Jane Delgado, president and CEO, National Alliance for Hispanic Health, outlines the group's efforts to educate Hispanics about medicine
What are you currently focusing on?
Our knowledge of the Hispanic community indicates that individuals prefer to resolve their own health issues. As more than one in three Hispanics do not have a regular source of healthcare, it is the consumer group most likely to take over-the-counter medicines.
From our focus groups, we found many Hispanic consumers do not check to see if their medicines contain acetaminophen [a drug ingredient in more than 600 over-the-counter and prescription medicines], and are not aware of the health risks associated with taking too much acetaminophen.
To raise awareness on the importance of safe medicine use among Hispanic consumers, the alliance partnered with the Acetaminophen Awareness Coalition and the group's Know Your Dose Campaign.
What were key messages for the effort?
We identified the following messages for consumers: Acetaminophen is the most common drug ingredient in the US.
Taking more acetaminophen than directed can lead to liver damage.
Always read and follow the medicine label. Never take two drugs that contain acetaminophen at the same time, and if you drink alcoholic beverages while taking acetaminophen, you may be at increased risk for liver damage.
How did the alliance perform outreach?
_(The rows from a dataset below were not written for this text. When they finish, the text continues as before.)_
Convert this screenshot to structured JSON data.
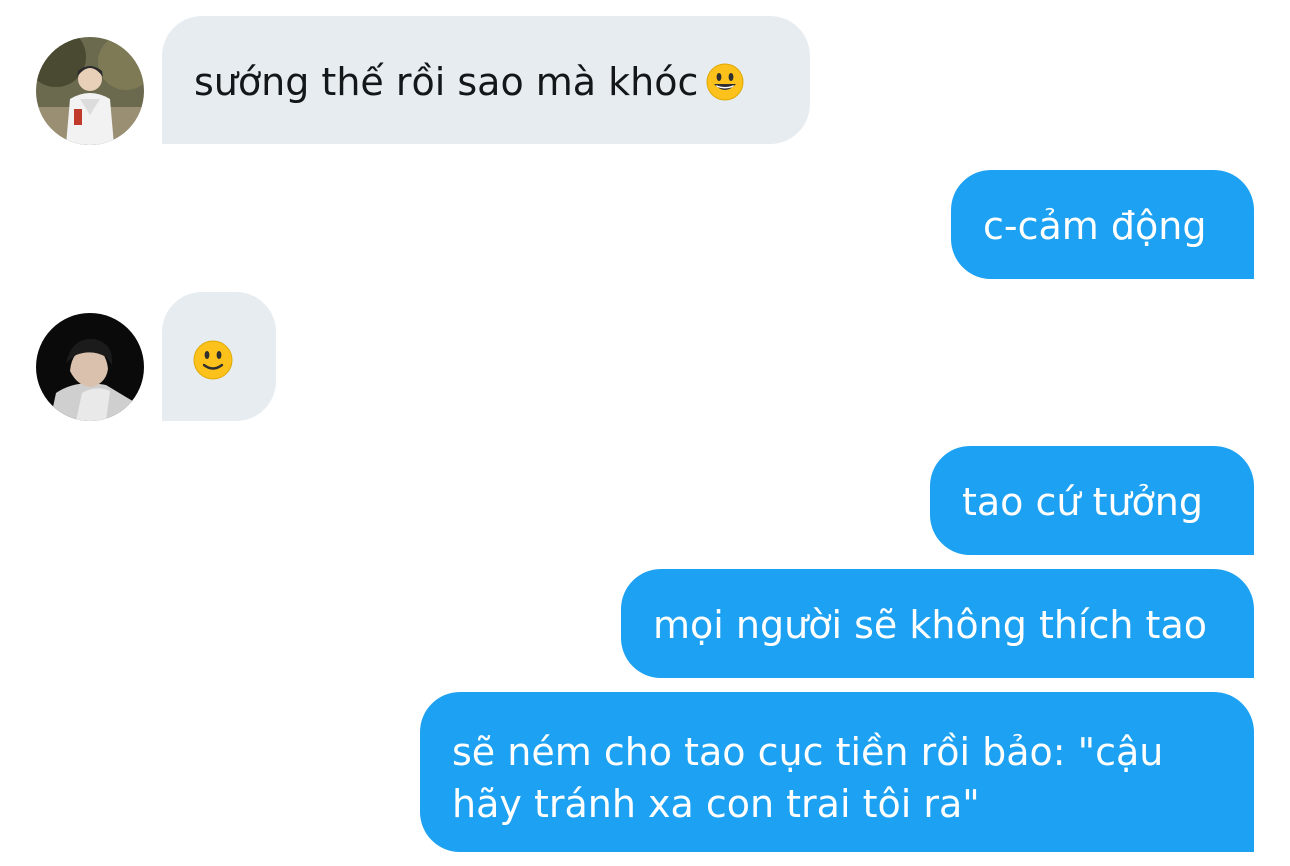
{
  "conversation": {
    "messages": [
      {
        "from": "other",
        "avatar": "avatar-boy-white-hoodie",
        "text": "sướng thế rồi sao mà khóc",
        "emoji": "grinning-face-emoji"
      },
      {
        "from": "me",
        "text": "c-cảm động"
      },
      {
        "from": "other",
        "avatar": "avatar-boy-dark-portrait",
        "emoji": "slightly-smiling-face-emoji"
      },
      {
        "from": "me",
        "text": "tao cứ tưởng"
      },
      {
        "from": "me",
        "text": "mọi người sẽ không thích tao"
      },
      {
        "from": "me",
        "text": "sẽ ném cho tao cục tiền rồi bảo: \"cậu hãy tránh xa con trai tôi ra\""
      }
    ]
  },
  "colors": {
    "incoming_bubble": "#e6ecf0",
    "outgoing_bubble": "#1da1f2",
    "incoming_text": "#14171a",
    "outgoing_text": "#ffffff"
  }
}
We used our network of community-based healthcare providers to distribute materials to 250 local groups and to pharmacies in the top 25 Hispanic communities. We also utilized radio, TV, print, and social media to post information.
What sort of coverage did you get?
Acetaminophen safety messages were broadcast by more than 100 Spanish-language radio stations, reaching an estimated 6 million radio listeners.
A joint press release from the alliance and the awareness coalition was picked up by more than 160 news outlets and generated approximately 130 million impressions.
Would you say the effort was a success?
Yes. The alliance has since distributed more than 50,000 Spanish-language materials to community centers nationwide. However, this is part of an ongoing effort as we need to change the way Hispanic consumers use medicines.